26 April 2018
Balmoral Hotel, Edinburgh
Inspiring Fundraising, Scotland’s national fundraising conference specifically dedicated to the heritage sector, will take place on Thursday 26th April 2018 at the Balmoral Hotel, Edinburgh. By attending the conference, you will have a unique opportunity to learn from leading professionals in their specialist fields to help you overcome your fundraising challenges and set you on your journey to reaching your aspirations and targets. Inspiring Fundraising will also provide you with a motivational space to develop new ideas and new ways of working and the chance to engage with more than 200 peers from different heritage organisations from across Scotland and beyond. Using interactive learning techniques, the diverse programme will cover topics ranging from Embracing Creativity and Innovation to The Voice of the Funders and from The Power of Business and Cultural Partnerships through to Telling your Story on Film.
Further details here>>
26 – 28 Sep 2018
Significance is now a core concept within our planning process. Its assessment is a key part of management and of development within the historic environment. This course will introduce the process, show you what is involved in preparing assessments of significance, teach you how to read and judge such assessments, and explore the ways in which they can be used. At the end, you should be convinced about the value of significance as a planning and management tool!
Further details, Programme and Booking here>>
22 March 2018
How many of England’s nearly 10,000 conservation areas are of C20th buildings? Should there be more C20 Conservation areas? And how should they be identified and managed?
C20 Society are running this workshop to mark publication of their new research into C20 conservation areas, (those which are formed of buildings dating from 1914). This research was funded by Historic England to mark the 50th anniversary last year of the legislation which introduced conservation areas, and shows just how underrepresented C20th heritage is in terms of conservation area designations.
The day will include a report on the research findings, practical group sessions on how to use conservation area designation to support the regeneration of C20th built heritage and site visits led by expert participants to local existing or potential conservation areas to promote discussion about the issues involved.
The workshop is aimed at all those who are involved in designating, working with or managing conservation areas including local authority conservation and planning officers, developers, civic societies and neighbourhood planning groups.
15 March 2018
Training in Action is a project funded by the British Council-Cultural Protection fund. This project will train 40 staff from respective Libyan and Tunisian national heritage organisations in documentation techniques, preventative conservation and heritage management.
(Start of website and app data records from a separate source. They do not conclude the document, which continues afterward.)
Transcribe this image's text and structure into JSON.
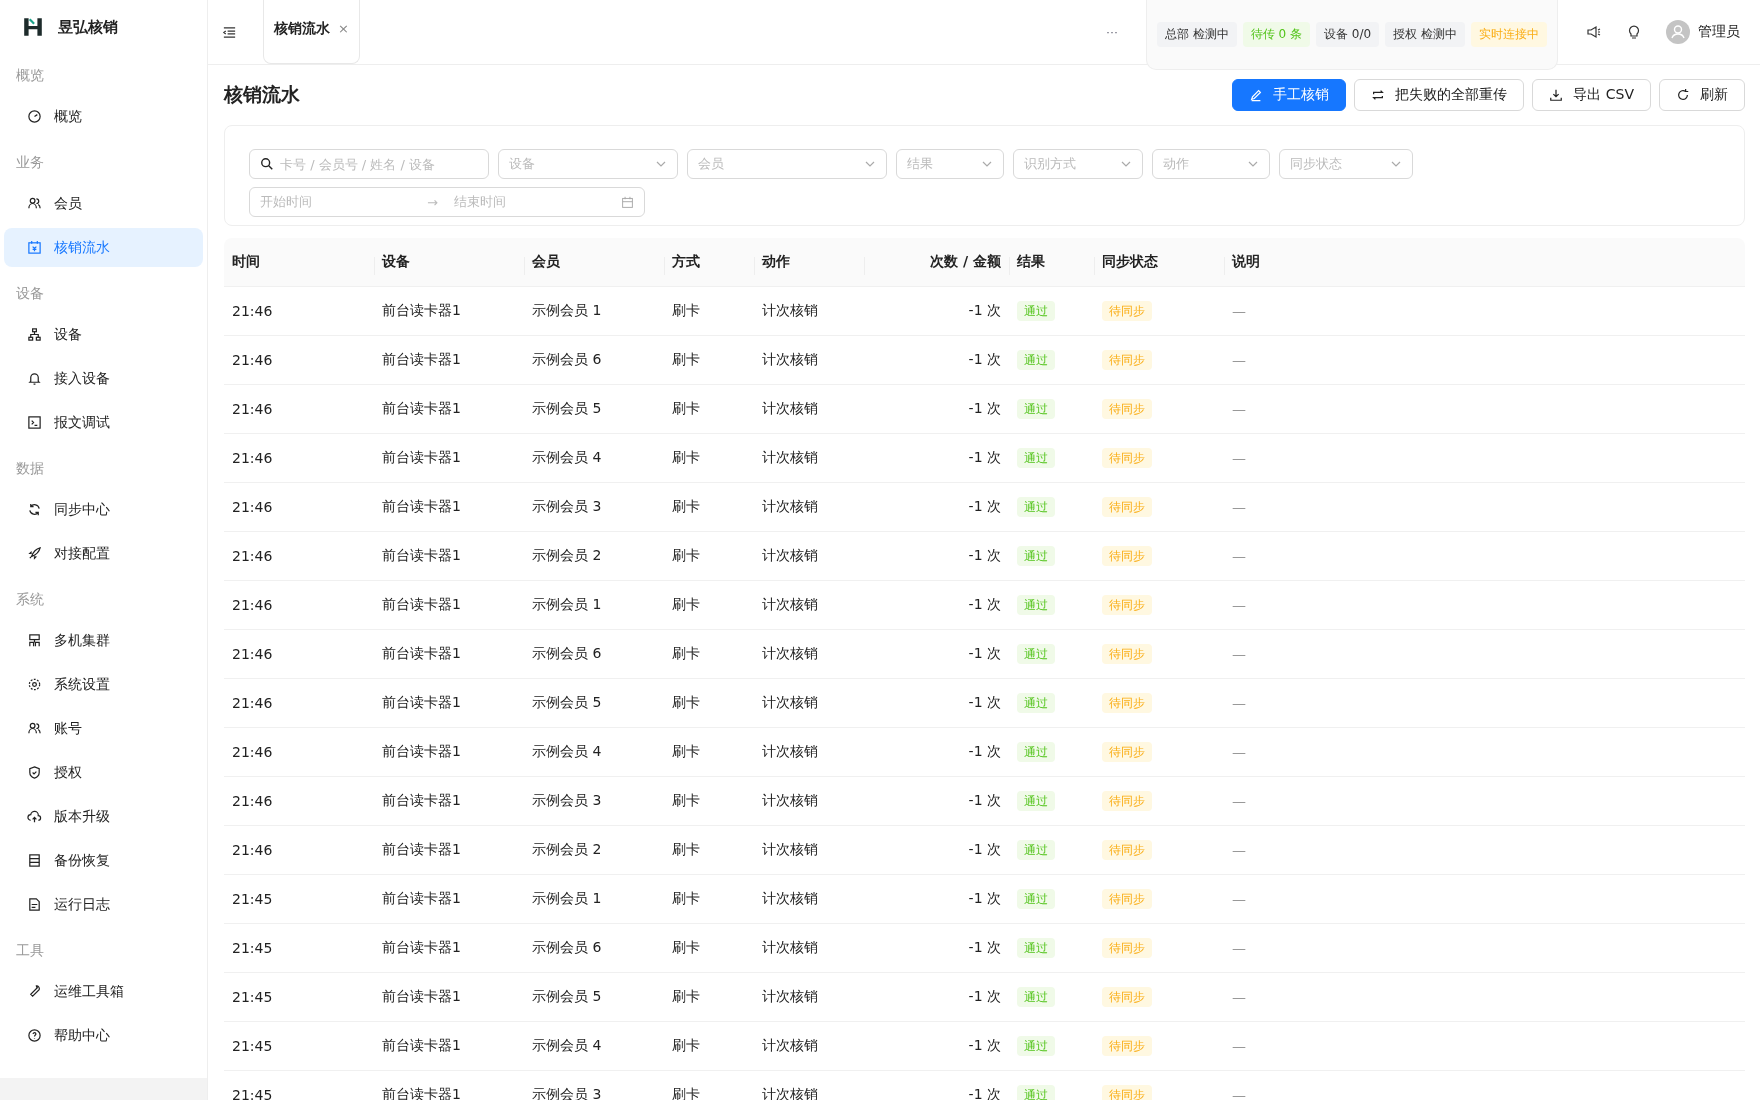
{
  "brand": {
    "name": "昱弘核销"
  },
  "sidebar": {
    "groups": [
      {
        "title": "概览",
        "items": [
          {
            "label": "概览",
            "selected": false
          }
        ]
      },
      {
        "title": "业务",
        "items": [
          {
            "label": "会员",
            "selected": false
          },
          {
            "label": "核销流水",
            "selected": true
          }
        ]
      },
      {
        "title": "设备",
        "items": [
          {
            "label": "设备",
            "selected": false
          },
          {
            "label": "接入设备",
            "selected": false
          },
          {
            "label": "报文调试",
            "selected": false
          }
        ]
      },
      {
        "title": "数据",
        "items": [
          {
            "label": "同步中心",
            "selected": false
          },
          {
            "label": "对接配置",
            "selected": false
          }
        ]
      },
      {
        "title": "系统",
        "items": [
          {
            "label": "多机集群",
            "selected": false
          },
          {
            "label": "系统设置",
            "selected": false
          },
          {
            "label": "账号",
            "selected": false
          },
          {
            "label": "授权",
            "selected": false
          },
          {
            "label": "版本升级",
            "selected": false
          },
          {
            "label": "备份恢复",
            "selected": false
          },
          {
            "label": "运行日志",
            "selected": false
          }
        ]
      },
      {
        "title": "工具",
        "items": [
          {
            "label": "运维工具箱",
            "selected": false
          },
          {
            "label": "帮助中心",
            "selected": false
          }
        ]
      }
    ]
  },
  "tabs": [
    {
      "label": "核销流水",
      "close": "×",
      "selected": true
    }
  ],
  "more": "···",
  "status_chips": [
    {
      "text": "总部 检测中",
      "color": "#f2f3f5"
    },
    {
      "text": "待传 0 条",
      "color": "#f0fae8"
    },
    {
      "text": "设备 0/0",
      "color": "#f2f3f5"
    },
    {
      "text": "授权 检测中",
      "color": "#f2f3f5"
    },
    {
      "text": "实时连接中",
      "color": "#fff8e1"
    }
  ],
  "user": {
    "name": "管理员"
  },
  "page_title": "核销流水",
  "actions": [
    {
      "label": "手工核销",
      "kind": "primary"
    },
    {
      "label": "把失败的全部重传",
      "kind": "default"
    },
    {
      "label": "导出 CSV",
      "kind": "default"
    },
    {
      "label": "刷新",
      "kind": "default"
    }
  ],
  "filters": {
    "search": {
      "placeholder": "卡号 / 会员号 / 姓名 / 设备"
    },
    "selects": [
      {
        "placeholder": "设备"
      },
      {
        "placeholder": "会员"
      },
      {
        "placeholder": "结果"
      },
      {
        "placeholder": "识别方式"
      },
      {
        "placeholder": "动作"
      },
      {
        "placeholder": "同步状态"
      }
    ],
    "date_range": {
      "start_placeholder": "开始时间",
      "separator": "→",
      "end_placeholder": "结束时间"
    }
  },
  "table": {
    "columns": [
      "时间",
      "设备",
      "会员",
      "方式",
      "动作",
      "次数 / 金额",
      "结果",
      "同步状态",
      "说明"
    ],
    "rows": [
      {
        "time": "21:46",
        "device": "前台读卡器1",
        "member": "示例会员 1",
        "method": "刷卡",
        "action": "计次核销",
        "amount": "-1 次",
        "result": "通过",
        "sync": "待同步",
        "note": "—"
      },
      {
        "time": "21:46",
        "device": "前台读卡器1",
        "member": "示例会员 6",
        "method": "刷卡",
        "action": "计次核销",
        "amount": "-1 次",
        "result": "通过",
        "sync": "待同步",
        "note": "—"
      },
      {
        "time": "21:46",
        "device": "前台读卡器1",
        "member": "示例会员 5",
        "method": "刷卡",
        "action": "计次核销",
        "amount": "-1 次",
        "result": "通过",
        "sync": "待同步",
        "note": "—"
      },
      {
        "time": "21:46",
        "device": "前台读卡器1",
        "member": "示例会员 4",
        "method": "刷卡",
        "action": "计次核销",
        "amount": "-1 次",
        "result": "通过",
        "sync": "待同步",
        "note": "—"
      },
      {
        "time": "21:46",
        "device": "前台读卡器1",
        "member": "示例会员 3",
        "method": "刷卡",
        "action": "计次核销",
        "amount": "-1 次",
        "result": "通过",
        "sync": "待同步",
        "note": "—"
      },
      {
        "time": "21:46",
        "device": "前台读卡器1",
        "member": "示例会员 2",
        "method": "刷卡",
        "action": "计次核销",
        "amount": "-1 次",
        "result": "通过",
        "sync": "待同步",
        "note": "—"
      },
      {
        "time": "21:46",
        "device": "前台读卡器1",
        "member": "示例会员 1",
        "method": "刷卡",
        "action": "计次核销",
        "amount": "-1 次",
        "result": "通过",
        "sync": "待同步",
        "note": "—"
      },
      {
        "time": "21:46",
        "device": "前台读卡器1",
        "member": "示例会员 6",
        "method": "刷卡",
        "action": "计次核销",
        "amount": "-1 次",
        "result": "通过",
        "sync": "待同步",
        "note": "—"
      },
      {
        "time": "21:46",
        "device": "前台读卡器1",
        "member": "示例会员 5",
        "method": "刷卡",
        "action": "计次核销",
        "amount": "-1 次",
        "result": "通过",
        "sync": "待同步",
        "note": "—"
      },
      {
        "time": "21:46",
        "device": "前台读卡器1",
        "member": "示例会员 4",
        "method": "刷卡",
        "action": "计次核销",
        "amount": "-1 次",
        "result": "通过",
        "sync": "待同步",
        "note": "—"
      },
      {
        "time": "21:46",
        "device": "前台读卡器1",
        "member": "示例会员 3",
        "method": "刷卡",
        "action": "计次核销",
        "amount": "-1 次",
        "result": "通过",
        "sync": "待同步",
        "note": "—"
      },
      {
        "time": "21:46",
        "device": "前台读卡器1",
        "member": "示例会员 2",
        "method": "刷卡",
        "action": "计次核销",
        "amount": "-1 次",
        "result": "通过",
        "sync": "待同步",
        "note": "—"
      },
      {
        "time": "21:45",
        "device": "前台读卡器1",
        "member": "示例会员 1",
        "method": "刷卡",
        "action": "计次核销",
        "amount": "-1 次",
        "result": "通过",
        "sync": "待同步",
        "note": "—"
      },
      {
        "time": "21:45",
        "device": "前台读卡器1",
        "member": "示例会员 6",
        "method": "刷卡",
        "action": "计次核销",
        "amount": "-1 次",
        "result": "通过",
        "sync": "待同步",
        "note": "—"
      },
      {
        "time": "21:45",
        "device": "前台读卡器1",
        "member": "示例会员 5",
        "method": "刷卡",
        "action": "计次核销",
        "amount": "-1 次",
        "result": "通过",
        "sync": "待同步",
        "note": "—"
      },
      {
        "time": "21:45",
        "device": "前台读卡器1",
        "member": "示例会员 4",
        "method": "刷卡",
        "action": "计次核销",
        "amount": "-1 次",
        "result": "通过",
        "sync": "待同步",
        "note": "—"
      },
      {
        "time": "21:45",
        "device": "前台读卡器1",
        "member": "示例会员 3",
        "method": "刷卡",
        "action": "计次核销",
        "amount": "-1 次",
        "result": "通过",
        "sync": "待同步",
        "note": "—"
      }
    ]
  }
}
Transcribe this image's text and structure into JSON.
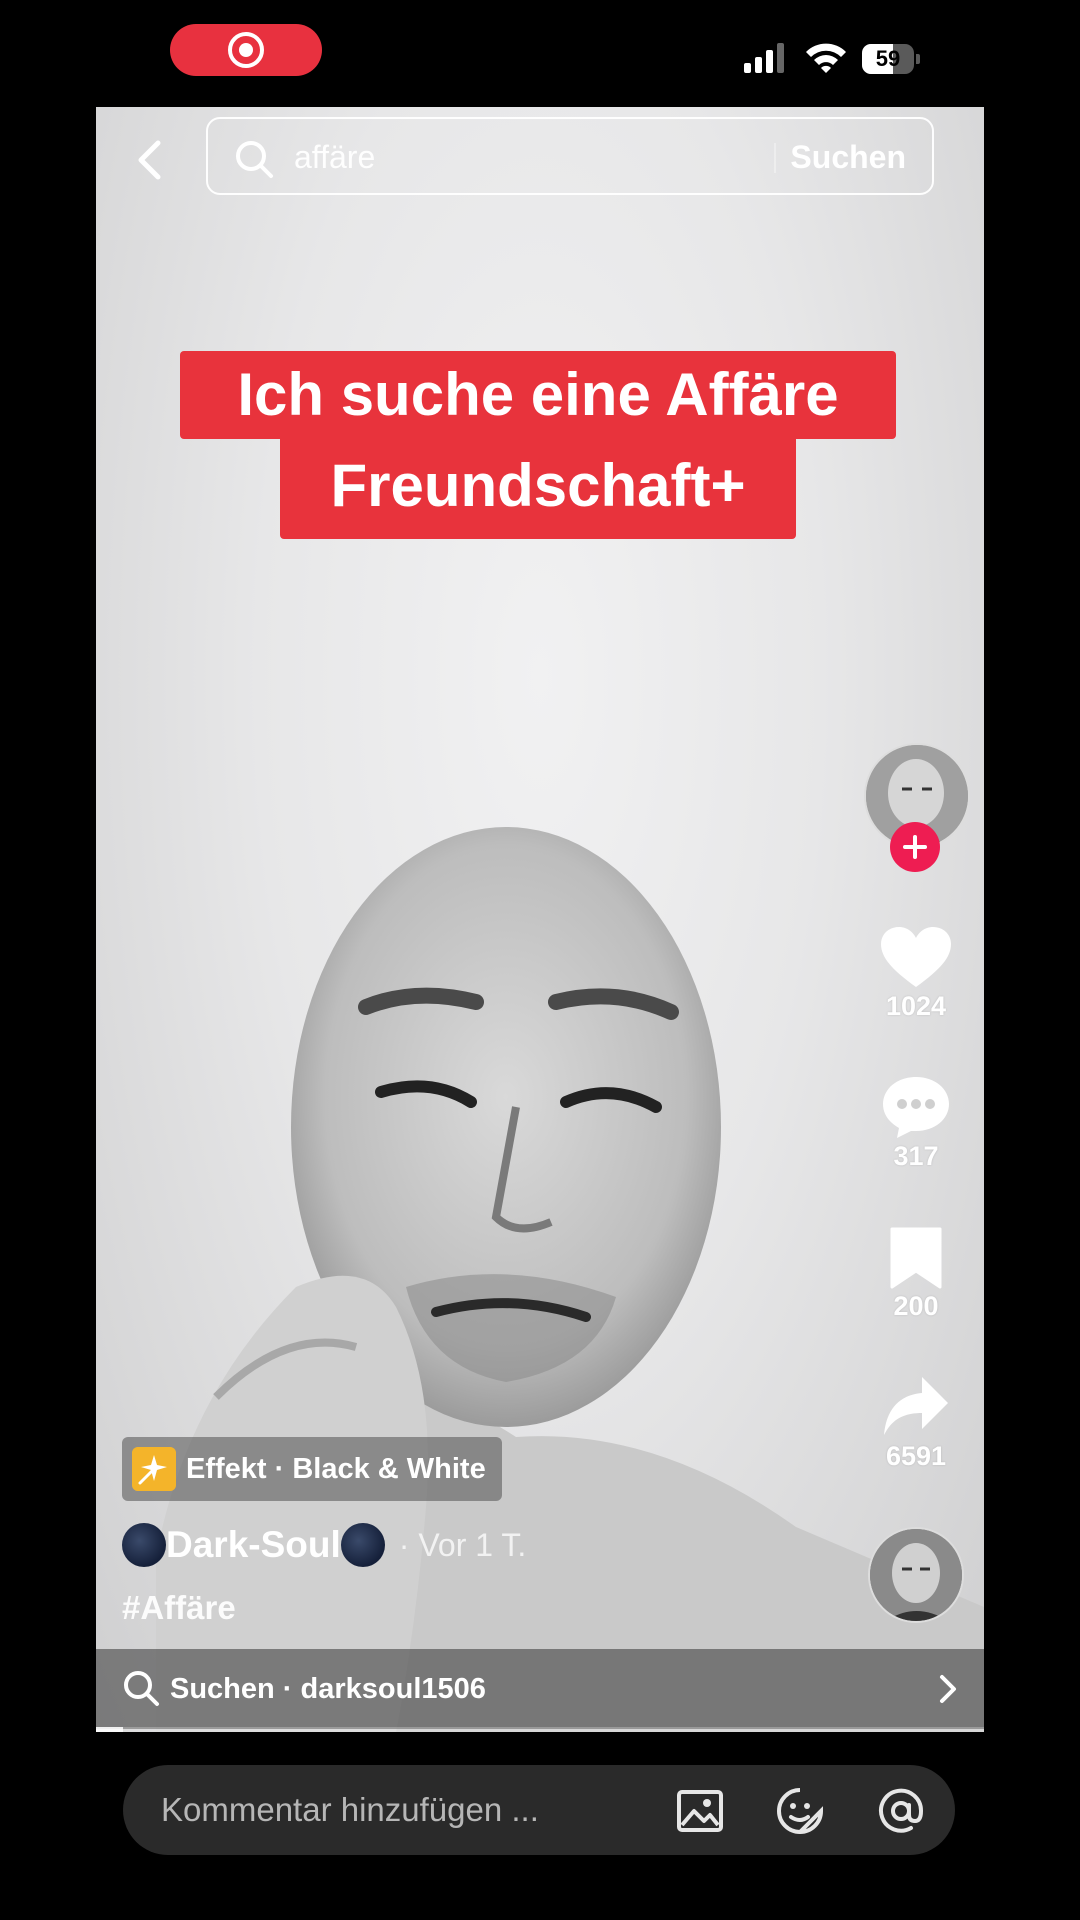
{
  "status_bar": {
    "battery": "59",
    "battery_level": 0.59
  },
  "search": {
    "query": "affäre",
    "submit_label": "Suchen"
  },
  "video": {
    "caption_line1": "Ich suche eine Affäre",
    "caption_line2": "Freundschaft+",
    "progress": 0.03
  },
  "actions": {
    "likes": "1024",
    "comments": "317",
    "saves": "200",
    "shares": "6591"
  },
  "info": {
    "effect_label": "Effekt · Black & White",
    "author": "Dark-Soul",
    "time": "· Vor 1 T.",
    "hashtag": "#Affäre"
  },
  "related_search": {
    "label": "Suchen · darksoul1506"
  },
  "comment_bar": {
    "placeholder": "Kommentar hinzufügen ..."
  },
  "icons": {
    "back": "chevron-left-icon",
    "search": "search-icon",
    "like": "heart-icon",
    "comment": "comment-bubble-icon",
    "save": "bookmark-icon",
    "share": "share-arrow-icon",
    "image": "image-icon",
    "emoji": "emoji-icon",
    "mention": "at-icon"
  },
  "colors": {
    "accent": "#e8333c",
    "follow": "#ee1d52",
    "effect": "#f4b42a",
    "recording": "#e8313f"
  }
}
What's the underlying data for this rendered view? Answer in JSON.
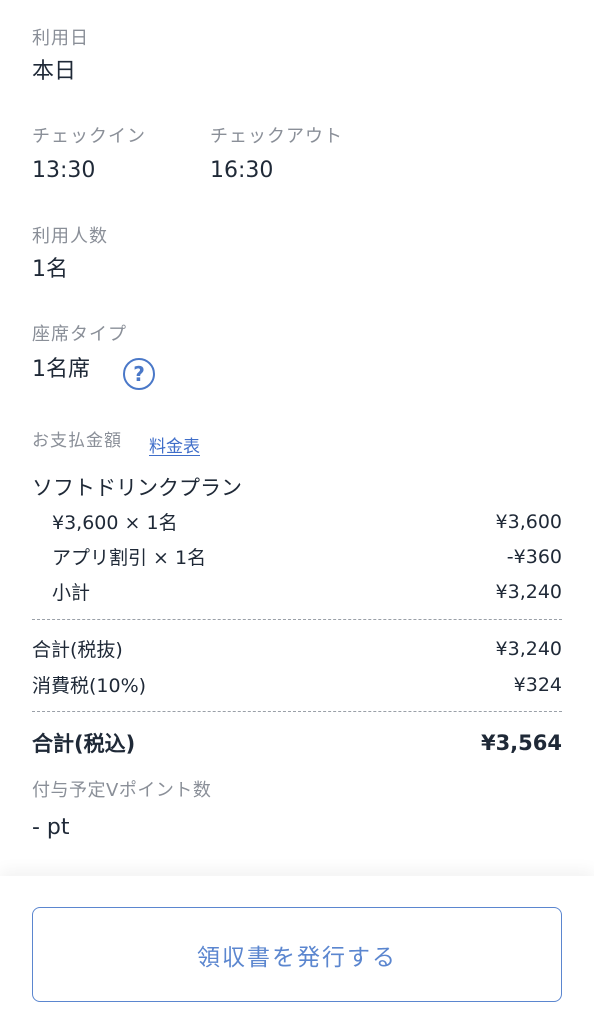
{
  "usage_date": {
    "label": "利用日",
    "value": "本日"
  },
  "checkin": {
    "label": "チェックイン",
    "value": "13:30"
  },
  "checkout": {
    "label": "チェックアウト",
    "value": "16:30"
  },
  "people": {
    "label": "利用人数",
    "value": "1名"
  },
  "seat": {
    "label": "座席タイプ",
    "value": "1名席",
    "help_icon": "?"
  },
  "payment": {
    "label": "お支払金額",
    "price_table_link": "料金表",
    "plan_name": "ソフトドリンクプラン",
    "lines": [
      {
        "name": "¥3,600 × 1名",
        "amount": "¥3,600"
      },
      {
        "name": "アプリ割引 × 1名",
        "amount": "-¥360"
      },
      {
        "name": "小計",
        "amount": "¥3,240"
      }
    ],
    "subtotal_ex_tax": {
      "name": "合計(税抜)",
      "amount": "¥3,240"
    },
    "tax": {
      "name": "消費税(10%)",
      "amount": "¥324"
    },
    "total_in_tax": {
      "name": "合計(税込)",
      "amount": "¥3,564"
    }
  },
  "points": {
    "label": "付与予定Vポイント数",
    "value": "- pt"
  },
  "receipt_button": {
    "label": "領収書を発行する"
  },
  "colors": {
    "accent": "#4a78c8",
    "label_gray": "#8a8f98",
    "text": "#1f2937"
  }
}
It also intends to serve as a replicable model for Libyan and Tunisian heritage professionals to train new staff, creating a sustainable cultural protection model in turn. The main aim of the project is to protect cultural heritage which is of significant local and global socio-cultural, historic, scientific and economic value.
Hiba Alkahalaf is an architect and conservator. She has worked and taught internationally, especially in the UK and Middle East, while her research focuses on integrated heritage management, urban conservation, place identity, and sense of place. She holds a BArch degree (University of Damascus – 2006), MSc in Architectural Conservation (University of Edinburgh – 2010) and a PhD in Architecture (University of Edinburgh – 2017). Hiba is Postdoctoral Research Associate in the Department of Classics at King’s College London.
Further details here>>
12 March 2018
Historic England has been working with partners over recent years to develop and deepen an understanding of the landscape of faith buildings in 20th century England, including the long-standing traditions of Christianity and Judaism. This particular event will instead focus on those faith groups which arrived in the UK in the late 19th and 20th century, and have since made a significant contribution to the heritage of a modern and multicultural historic environment.
For the first time, the Society of Antiquaries London and Historic England will bring together this new body of research on Islamic, Hindu, Buddhist, Sikh, Jain and Zoroastrian places of worship with heritage practitioners, researchers and theorists. The aim is to provide a platform for a discussion on issues of heritage practice and heritage discourse in the field of multiculturalism, multiple identities and the historic environment. This will provide an opportunity for a long overdue debate on the significance and character of buildings whose quality and importance have not been fully recognised in heritage debates.
Further details and bookings here>>